Talking about my upcoming trip with friends (or strangers) I’m frequently asked if I’m prepared, what am I doing to prepare, etc. In terms of the actual work, I don’t feel very prepared at all. All I know is that I’m going with open eyes, mind and heart. I’ll interact with the place when I arrive and I have faith that something will come of it.
But in the past few months I’ve been doing a lot of reading and I would say that this is an important kind of preparation. Perhaps the best kind. Several of the books and essays have come to me fortuitously, the result of chance meetings or introductions. I’m learning to pay close attention to what appears to be the random stuff — things I encounter that don’t quite fit into my normal scope. This in itself is a great way to prepare for travel.
So here are some choice pieces that have influenced my thinking about the trip. They’re not all directly related (to each other or to what I’m doing right now) but if it’s on this list it’s because something about it feels like it’s working on me. Letting a story, an idea or even just a word resonate for awhile can be enough stimulation.
- A good friend insisted that I read Damon Galgut’s In a Strange Room. “A journey is a gesture inscribed in space, it vanishes even as it’s made … The very air closes behind you like water.”
- From this post on Liz Danzico’s always-inspiring Bobulate I learned of the adjacent possible: “The spaces we occupy, the tools we use, and the ideas in our consciousness cast this ‘shadow future’ over us each minute of the day.”
- From the guy sitting next to me at City Bakery on December 4 I learned of the fantastic Greek word “eudaimonia.” It’s at the end of the first chapter of Alain de Botton’s The Art of Travel, the book he was reading, which I am now reading.
- At 192 Books I picked up Edmund White’s NYC memoir City Boy and I’ve been thinking ever since about how we write our own stories.
- In City Boy White writes of his life-long friendship with poet James Merrill.
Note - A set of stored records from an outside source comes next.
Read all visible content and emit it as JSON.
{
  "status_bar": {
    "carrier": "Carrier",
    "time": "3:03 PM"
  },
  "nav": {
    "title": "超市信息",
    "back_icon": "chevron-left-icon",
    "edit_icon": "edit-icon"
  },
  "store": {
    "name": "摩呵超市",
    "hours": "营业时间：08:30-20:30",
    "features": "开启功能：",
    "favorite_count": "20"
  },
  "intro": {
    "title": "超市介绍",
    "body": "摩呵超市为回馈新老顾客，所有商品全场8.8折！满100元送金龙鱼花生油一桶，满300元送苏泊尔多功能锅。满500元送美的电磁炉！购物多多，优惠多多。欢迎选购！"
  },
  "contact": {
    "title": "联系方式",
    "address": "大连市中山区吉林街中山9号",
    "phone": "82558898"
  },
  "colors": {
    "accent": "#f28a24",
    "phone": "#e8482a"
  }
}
I picked up Selected Poems and then Familiar Spirits. “Merrill eventually described his poems as ‘chronicles of love and loss,’ and that term aptly stresses his sense of a life lived and understood over time, and links his two recurrent themes. From his college days on, Merrill’s favorite writer had been Proust, for whom the only true paradise was a lost paradise. Love, for both writers, is not fully itself until it is lost, until it becomes memory, becomes art.”
- I haven’t read An Attempt at Exhausting a Place in Paris by Georges Perec yet, but the concept of focused and deliberate observation is core for me: “My intention in the pages that follow was to describe…that which is generally not taken note of, that which is not noticed, that which has no importance: what happens when nothing happens.” The book is described as an artifact of the street.
- A tweet pointed me to this inspiring essay (a speech given at West Point, actually) on solitude and leadership by William Deresiewicz. “So solitude can mean introspection, it can mean the concentration of focused work, and it can mean sustained reading. All of these help you to know yourself better. But there’s one more thing I’m going to include as a form of solitude, and it will seem counterintuitive: friendship.” This also looks good: “The End of Solitude.”
- Steven Heller kindly introduced me to artist Wendy Richmond, whose residency at the American Academy in Rome will overlap with mine. We met recently and thankfully, she instilled on me the importance of cherishing the time and space of the artist’s residency. Her book Art Without Compromise* is an important read for anyone cultivating the state of not knowing.
- Next up: Mihaly Csikszentmihalyi’s Flow: the Psychology of Optimal Experience, mentioned by Wendy in an email. Here’s the TEDTalk where he speaks about flow and ecstasy, or “standing outside oneself.” Very much worth watching.